No, איפה wouldn't be used in this instance. לאן is only used when showing movement towards somewhere. So, "?לאן הוא רץ" and "?איפה הוא משחק"......."Where is he running?" and "Where is he playing?" The first instance could be thought of as "TO where is he running?" to make it a little more clear. Hope that helps! :)
Just for the record, I thought I would mention that הלך is going somewhere on foot. If you go somewhere in a car or a bus, for example it's נוסע (nosea') (just remember it's to ride) or if you are going somewhere on a bicycle it's רוכב. In fact one guy went to get on the bus. Wanting to make sure it went to Jerusalem, he said אני רוצה ללחת לירושלים. The bus driver responded אז לך (So walk!) slammed the door shut, and drove off. Just remember חלך is go when it's on foot, נוסע is when go means ride, נוהג means to drive by the way, but riding a bike is רוכב . Why רוכב? Well it comes from a root רכב which is biblical texts refers to things that drag themselves across the ground, such as snakes, and other creepy-crawlies, and modernly רכבת means train, by the way. You can see the similarities.
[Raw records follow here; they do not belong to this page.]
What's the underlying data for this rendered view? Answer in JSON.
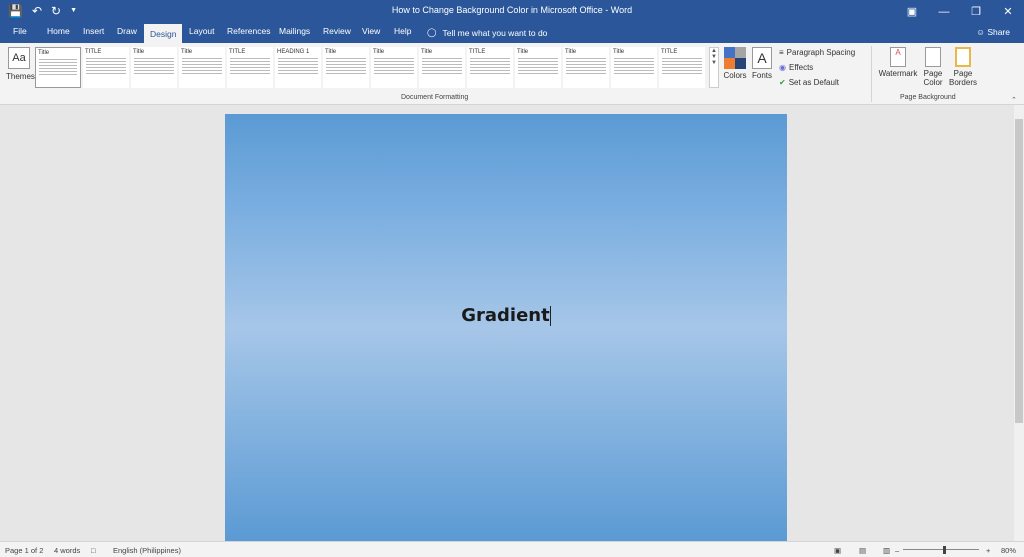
{
  "titlebar": {
    "title": "How to Change Background Color in Microsoft Office  -  Word",
    "save_icon": "save-icon",
    "undo_icon": "undo-icon",
    "redo_icon": "redo-icon"
  },
  "tabs": [
    "File",
    "Home",
    "Insert",
    "Draw",
    "Design",
    "Layout",
    "References",
    "Mailings",
    "Review",
    "View",
    "Help"
  ],
  "active_tab": "Design",
  "tellme": "Tell me what you want to do",
  "share": "Share",
  "ribbon": {
    "themes_label": "Themes",
    "styles": [
      "Title",
      "TITLE",
      "Title",
      "Title",
      "TITLE",
      "HEADING 1",
      "Title",
      "Title",
      "Title",
      "TITLE",
      "Title",
      "Title",
      "Title",
      "TITLE"
    ],
    "document_formatting_label": "Document Formatting",
    "colors_label": "Colors",
    "fonts_label": "Fonts",
    "paragraph_spacing_label": "Paragraph Spacing",
    "effects_label": "Effects",
    "set_default_label": "Set as Default",
    "watermark_label": "Watermark",
    "page_color_label": "Page Color",
    "page_borders_label": "Page Borders",
    "page_background_label": "Page Background"
  },
  "document": {
    "text": "Gradient"
  },
  "status": {
    "page": "Page 1 of 2",
    "words": "4 words",
    "language": "English (Philippines)",
    "zoom": "80%"
  },
  "colors": {
    "brand": "#2b579a",
    "gradient_dark": "#5b9ad4",
    "gradient_light": "#a6c6e8"
  }
}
Oh, and רכבת תחתית is the subway as it's a train that runs underground.
I also wanted to note that if you want to hear the pronunciation by a sabra (native Israeli) or any other language, simply go to www.forvo.com, copy and paste the word there and for most words you can listen to a recording of that word. You can do the same for a ton of languages by the way. I just hoped this would help some people who are beginning their studies.
Are you sure about the biblical meaning of רכב? Just checked Even Shoshan; the biblical examples it gives pretty much match the modern usage - go on an animal's back (modernly it was extended to bicycle).
In the bible there's of course also the noun רכב /rekhev/ - the metal horse chariots which the arch enemies of the Israelites would have and the Isralites would not... (In modern Hebrew it was borrowed as כלי רכב = "vehicle", and even more modernly the כלי is usually omitted and we just say רכב.)
For a bus you use נוסע, to travel. In fact I knew of one guy that was trying to catch the bus to Jerusalem, but wanted to make sure the bus that stopped for him actually went there. He said אני רוצה ללכת לירושלים to which the bus driver said אז לך!!! (so walk!) slammed the door shut and drove off. For cars and buses it's definitely נוסע (to travel on/by) If I recall it's רוכב for trains and motorcycles (taken from the word to slither like a snake but I would still prefer a sabra (native Israeli) confirm the latter. The word from train came from רוכב by the way, which is רכבת . I love Hebrew and all the permutations you can get from a verb. It's a very descriptive language. Of course that's from a kid that used to color toy scrolls when he (I) was a kid.
Haha, cute. If you wanted to be absolutely proper though, you would say, "...a preposition is a perfectly fine thing with which to end a sentence." A bit wordy for everyday use, but you would never end on a preposition if you were writing a formal research paper or an article for a scientific journal.
As a scientist, I can confirm I have definitely ended sentences with prepositions. Even in formal reaearch papers, sometimes you have to. Sometimes, there are only so many phrases to work with. Of course, it depends on the field you work in. Writing in passive voice doesn't make it easy, but it can be accomplished if one has to!
Yes, prescriptivism run amuck, unfortunately! If we cannot first describe how a language is actually used, then we cannot prescribe how it ought to be used—not without being unwarranted and arbitrary (in doing so). Some of our "grammar rules" have more to do with Latin than English. From my experience, Ancient Hebrew and Koine Greek break many of the same 'rules', as well! They're not alone. Here's a short, pithy article on this particular topic: http://blog.oxforddictionaries.com/2011/11/grammar-myths-prepositions/
Not just Latin. Romance languages too. And English uses relative pronoun phrasing as well. Sometimes people don't use them, depending on the case. At any rate, people don't say "Where are you walking to?" in English. They say "Where are you going?" A literal translation would be "To whence are you walking?", which sounds rather old-timey.